> [About this task] Each of the lines below must be retyped character for character.

> [Provided records]
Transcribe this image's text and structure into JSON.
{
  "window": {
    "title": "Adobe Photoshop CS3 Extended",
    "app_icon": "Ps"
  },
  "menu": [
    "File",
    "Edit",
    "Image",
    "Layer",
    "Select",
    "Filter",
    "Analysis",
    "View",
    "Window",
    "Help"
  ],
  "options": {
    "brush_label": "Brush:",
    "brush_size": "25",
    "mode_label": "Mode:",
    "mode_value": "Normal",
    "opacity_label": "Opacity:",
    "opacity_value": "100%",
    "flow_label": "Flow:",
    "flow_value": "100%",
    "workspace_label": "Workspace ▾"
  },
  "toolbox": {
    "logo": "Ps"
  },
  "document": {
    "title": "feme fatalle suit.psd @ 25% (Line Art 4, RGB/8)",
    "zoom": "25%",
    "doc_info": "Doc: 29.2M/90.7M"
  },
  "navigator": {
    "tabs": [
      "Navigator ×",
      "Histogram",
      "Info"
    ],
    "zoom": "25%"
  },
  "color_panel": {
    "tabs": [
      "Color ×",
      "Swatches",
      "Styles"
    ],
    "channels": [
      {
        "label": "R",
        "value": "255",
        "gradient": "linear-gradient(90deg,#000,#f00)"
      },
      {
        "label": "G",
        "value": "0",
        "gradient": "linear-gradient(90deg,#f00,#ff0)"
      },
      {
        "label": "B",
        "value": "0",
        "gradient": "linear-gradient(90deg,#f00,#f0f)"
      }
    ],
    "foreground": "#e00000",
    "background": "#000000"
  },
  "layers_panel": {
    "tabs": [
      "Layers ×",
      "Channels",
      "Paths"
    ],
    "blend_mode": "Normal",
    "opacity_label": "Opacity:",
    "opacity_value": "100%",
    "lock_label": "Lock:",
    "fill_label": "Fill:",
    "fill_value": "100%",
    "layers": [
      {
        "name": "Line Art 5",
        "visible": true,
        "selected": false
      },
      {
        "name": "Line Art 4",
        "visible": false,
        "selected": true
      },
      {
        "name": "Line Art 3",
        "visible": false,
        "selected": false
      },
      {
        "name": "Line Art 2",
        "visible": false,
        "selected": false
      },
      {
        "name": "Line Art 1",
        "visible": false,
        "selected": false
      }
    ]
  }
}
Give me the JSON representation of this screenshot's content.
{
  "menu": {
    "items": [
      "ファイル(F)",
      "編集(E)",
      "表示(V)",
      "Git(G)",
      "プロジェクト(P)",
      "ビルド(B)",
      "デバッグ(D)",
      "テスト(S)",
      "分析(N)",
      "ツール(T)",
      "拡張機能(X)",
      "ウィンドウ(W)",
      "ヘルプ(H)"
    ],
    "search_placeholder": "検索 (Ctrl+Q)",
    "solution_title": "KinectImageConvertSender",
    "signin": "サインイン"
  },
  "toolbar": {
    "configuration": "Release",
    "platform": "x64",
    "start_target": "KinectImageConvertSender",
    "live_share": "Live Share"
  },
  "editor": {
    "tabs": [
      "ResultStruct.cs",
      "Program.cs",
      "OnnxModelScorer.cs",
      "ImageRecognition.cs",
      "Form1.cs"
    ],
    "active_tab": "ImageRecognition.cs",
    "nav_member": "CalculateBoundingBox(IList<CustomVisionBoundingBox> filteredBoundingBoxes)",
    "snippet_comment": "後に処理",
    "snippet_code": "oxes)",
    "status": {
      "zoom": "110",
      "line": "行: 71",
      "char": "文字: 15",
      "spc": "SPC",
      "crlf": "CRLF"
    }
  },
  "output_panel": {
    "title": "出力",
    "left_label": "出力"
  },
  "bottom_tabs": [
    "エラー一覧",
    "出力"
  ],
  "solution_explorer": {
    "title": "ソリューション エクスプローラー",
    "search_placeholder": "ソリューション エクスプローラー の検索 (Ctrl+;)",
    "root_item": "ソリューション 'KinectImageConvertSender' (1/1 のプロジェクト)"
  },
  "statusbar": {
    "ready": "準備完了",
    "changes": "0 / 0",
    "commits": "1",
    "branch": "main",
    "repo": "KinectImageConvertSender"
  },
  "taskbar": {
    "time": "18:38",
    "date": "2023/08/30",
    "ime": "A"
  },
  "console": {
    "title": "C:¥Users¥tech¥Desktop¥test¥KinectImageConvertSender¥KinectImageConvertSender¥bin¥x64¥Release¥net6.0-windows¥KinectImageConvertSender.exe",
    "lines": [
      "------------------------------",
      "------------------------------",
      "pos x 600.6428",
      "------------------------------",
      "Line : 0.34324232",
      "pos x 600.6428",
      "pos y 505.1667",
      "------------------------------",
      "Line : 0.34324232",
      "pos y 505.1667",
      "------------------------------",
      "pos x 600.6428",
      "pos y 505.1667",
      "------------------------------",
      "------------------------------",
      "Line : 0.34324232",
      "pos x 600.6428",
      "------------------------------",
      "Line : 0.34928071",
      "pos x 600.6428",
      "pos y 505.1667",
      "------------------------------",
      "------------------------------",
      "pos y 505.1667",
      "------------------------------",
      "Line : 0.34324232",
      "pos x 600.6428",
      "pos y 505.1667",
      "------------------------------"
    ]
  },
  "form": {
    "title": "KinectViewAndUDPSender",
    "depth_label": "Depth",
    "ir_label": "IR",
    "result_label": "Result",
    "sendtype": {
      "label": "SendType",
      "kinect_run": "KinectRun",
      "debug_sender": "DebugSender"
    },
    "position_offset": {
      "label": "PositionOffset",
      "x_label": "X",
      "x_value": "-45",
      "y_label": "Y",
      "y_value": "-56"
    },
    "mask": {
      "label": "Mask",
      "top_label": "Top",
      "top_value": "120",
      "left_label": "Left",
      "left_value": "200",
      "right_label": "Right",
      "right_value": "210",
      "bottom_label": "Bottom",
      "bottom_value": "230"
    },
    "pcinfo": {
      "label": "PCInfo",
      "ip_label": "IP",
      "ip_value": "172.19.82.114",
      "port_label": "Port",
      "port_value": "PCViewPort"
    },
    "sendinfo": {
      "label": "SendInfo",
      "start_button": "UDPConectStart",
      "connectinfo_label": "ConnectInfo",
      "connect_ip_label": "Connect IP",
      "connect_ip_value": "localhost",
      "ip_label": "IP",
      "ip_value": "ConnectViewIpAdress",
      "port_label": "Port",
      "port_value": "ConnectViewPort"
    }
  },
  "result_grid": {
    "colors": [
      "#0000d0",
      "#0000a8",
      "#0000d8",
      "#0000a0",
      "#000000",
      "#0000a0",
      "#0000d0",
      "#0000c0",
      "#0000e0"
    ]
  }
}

> [Exercise output]
Transcribe this image's text and structure into JSON.
{
  "window": {
    "title": "Adobe Photoshop CS3 Extended",
    "app_icon": "Ps"
  },
  "menu": [
    "File",
    "Edit",
    "Image",
    "Layer",
    "Select",
    "Filter",
    "Analysis",
    "View",
    "Window",
    "Help"
  ],
  "options": {
    "brush_label": "Brush:",
    "brush_size": "25",
    "mode_label": "Mode:",
    "mode_value": "Normal",
    "opacity_label": "Opacity:",
    "opacity_value": "100%",
    "flow_label": "Flow:",
    "flow_value": "100%",
    "workspace_label": "Workspace ▾"
  },
  "toolbox": {
    "logo": "Ps"
  },
  "document": {
    "title": "feme fatalle suit.psd @ 25% (Line Art 4, RGB/8)",
    "zoom": "25%",
    "doc_info": "Doc: 29.2M/90.7M"
  },
  "navigator": {
    "tabs": [
      "Navigator ×",
      "Histogram",
      "Info"
    ],
    "zoom": "25%"
  },
  "color_panel": {
    "tabs": [
      "Color ×",
      "Swatches",
      "Styles"
    ],
    "channels": [
      {
        "label": "R",
        "value": "255",
        "gradient": "linear-gradient(90deg,#000,#f00)"
      },
      {
        "label": "G",
        "value": "0",
        "gradient": "linear-gradient(90deg,#f00,#ff0)"
      },
      {
        "label": "B",
        "value": "0",
        "gradient": "linear-gradient(90deg,#f00,#f0f)"
      }
    ],
    "foreground": "#e00000",
    "background": "#000000"
  },
  "layers_panel": {
    "tabs": [
      "Layers ×",
      "Channels",
      "Paths"
    ],
    "blend_mode": "Normal",
    "opacity_label": "Opacity:",
    "opacity_value": "100%",
    "lock_label": "Lock:",
    "fill_label": "Fill:",
    "fill_value": "100%",
    "layers": [
      {
        "name": "Line Art 5",
        "visible": true,
        "selected": false
      },
      {
        "name": "Line Art 4",
        "visible": false,
        "selected": true
      },
      {
        "name": "Line Art 3",
        "visible": false,
        "selected": false
      },
      {
        "name": "Line Art 2",
        "visible": false,
        "selected": false
      },
      {
        "name": "Line Art 1",
        "visible": false,
        "selected": false
      }
    ]
  }
}
Give me the JSON representation of this screenshot's content.
{
  "menu": {
    "items": [
      "ファイル(F)",
      "編集(E)",
      "表示(V)",
      "Git(G)",
      "プロジェクト(P)",
      "ビルド(B)",
      "デバッグ(D)",
      "テスト(S)",
      "分析(N)",
      "ツール(T)",
      "拡張機能(X)",
      "ウィンドウ(W)",
      "ヘルプ(H)"
    ],
    "search_placeholder": "検索 (Ctrl+Q)",
    "solution_title": "KinectImageConvertSender",
    "signin": "サインイン"
  },
  "toolbar": {
    "configuration": "Release",
    "platform": "x64",
    "start_target": "KinectImageConvertSender",
    "live_share": "Live Share"
  },
  "editor": {
    "tabs": [
      "ResultStruct.cs",
      "Program.cs",
      "OnnxModelScorer.cs",
      "ImageRecognition.cs",
      "Form1.cs"
    ],
    "active_tab": "ImageRecognition.cs",
    "nav_member": "CalculateBoundingBox(IList<CustomVisionBoundingBox> filteredBoundingBoxes)",
    "snippet_comment": "後に処理",
    "snippet_code": "oxes)",
    "status": {
      "zoom": "110",
      "line": "行: 71",
      "char": "文字: 15",
      "spc": "SPC",
      "crlf": "CRLF"
    }
  },
  "output_panel": {
    "title": "出力",
    "left_label": "出力"
  },
  "bottom_tabs": [
    "エラー一覧",
    "出力"
  ],
  "solution_explorer": {
    "title": "ソリューション エクスプローラー",
    "search_placeholder": "ソリューション エクスプローラー の検索 (Ctrl+;)",
    "root_item": "ソリューション 'KinectImageConvertSender' (1/1 のプロジェクト)"
  },
  "statusbar": {
    "ready": "準備完了",
    "changes": "0 / 0",
    "commits": "1",
    "branch": "main",
    "repo": "KinectImageConvertSender"
  },
  "taskbar": {
    "time": "18:38",
    "date": "2023/08/30",
    "ime": "A"
  },
  "console": {
    "title": "C:¥Users¥tech¥Desktop¥test¥KinectImageConvertSender¥KinectImageConvertSender¥bin¥x64¥Release¥net6.0-windows¥KinectImageConvertSender.exe",
    "lines": [
      "------------------------------",
      "------------------------------",
      "pos x 600.6428",
      "------------------------------",
      "Line : 0.34324232",
      "pos x 600.6428",
      "pos y 505.1667",
      "------------------------------",
      "Line : 0.34324232",
      "pos y 505.1667",
      "------------------------------",
      "pos x 600.6428",
      "pos y 505.1667",
      "------------------------------",
      "------------------------------",
      "Line : 0.34324232",
      "pos x 600.6428",
      "------------------------------",
      "Line : 0.34928071",
      "pos x 600.6428",
      "pos y 505.1667",
      "------------------------------",
      "------------------------------",
      "pos y 505.1667",
      "------------------------------",
      "Line : 0.34324232",
      "pos x 600.6428",
      "pos y 505.1667",
      "------------------------------"
    ]
  },
  "form": {
    "title": "KinectViewAndUDPSender",
    "depth_label": "Depth",
    "ir_label": "IR",
    "result_label": "Result",
    "sendtype": {
      "label": "SendType",
      "kinect_run": "KinectRun",
      "debug_sender": "DebugSender"
    },
    "position_offset": {
      "label": "PositionOffset",
      "x_label": "X",
      "x_value": "-45",
      "y_label": "Y",
      "y_value": "-56"
    },
    "mask": {
      "label": "Mask",
      "top_label": "Top",
      "top_value": "120",
      "left_label": "Left",
      "left_value": "200",
      "right_label": "Right",
      "right_value": "210",
      "bottom_label": "Bottom",
      "bottom_value": "230"
    },
    "pcinfo": {
      "label": "PCInfo",
      "ip_label": "IP",
      "ip_value": "172.19.82.114",
      "port_label": "Port",
      "port_value": "PCViewPort"
    },
    "sendinfo": {
      "label": "SendInfo",
      "start_button": "UDPConectStart",
      "connectinfo_label": "ConnectInfo",
      "connect_ip_label": "Connect IP",
      "connect_ip_value": "localhost",
      "ip_label": "IP",
      "ip_value": "ConnectViewIpAdress",
      "port_label": "Port",
      "port_value": "ConnectViewPort"
    }
  },
  "result_grid": {
    "colors": [
      "#0000d0",
      "#0000a8",
      "#0000d8",
      "#0000a0",
      "#000000",
      "#0000a0",
      "#0000d0",
      "#0000c0",
      "#0000e0"
    ]
  }
}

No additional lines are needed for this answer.